|Cooperative Classification||A61B17/0469, A61B2017/0474|
|Nov 25, 1994||AS||Assignment|
Owner name: ENDOSURGICAL INNOVATIONS LLC, COLORADO
Free format text: ASSIGNMENT OF ASSIGNORS INTEREST;ASSIGNOR:MANGUM, WILLIAM K.;REEL/FRAME:007221/0394
Effective date: 19941121
|Oct 6, 1998||REMI||Maintenance fee reminder mailed|
|Mar 14, 1999||LAPS||Lapse for failure to pay maintenance fees|
|May 25, 1999||FP||Expired due to failure to pay maintenance fee|
Effective date: 19990314
|May 1, 2000||AS||Assignment|

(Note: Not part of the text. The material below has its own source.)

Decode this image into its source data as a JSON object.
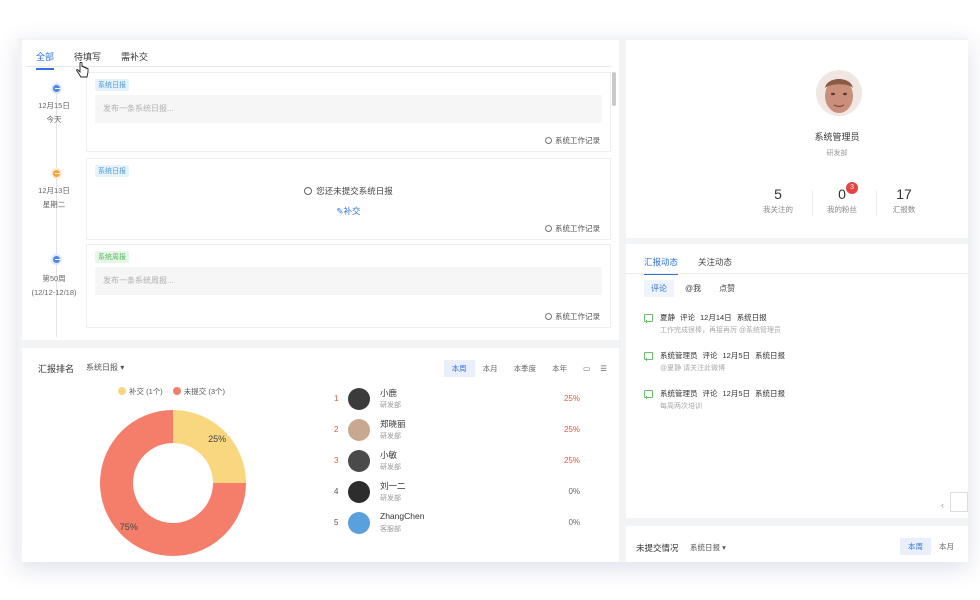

Owner name: LUBING MASCHINENFABRIK LUDWIG BENING GMBH & CO. KG
Free format text: ASSIGNMENT OF ASSIGNORS INTEREST;ASSIGNOR:SCHUMACHER, EGON;REEL/FRAME:010735/0950
Effective date: 19980212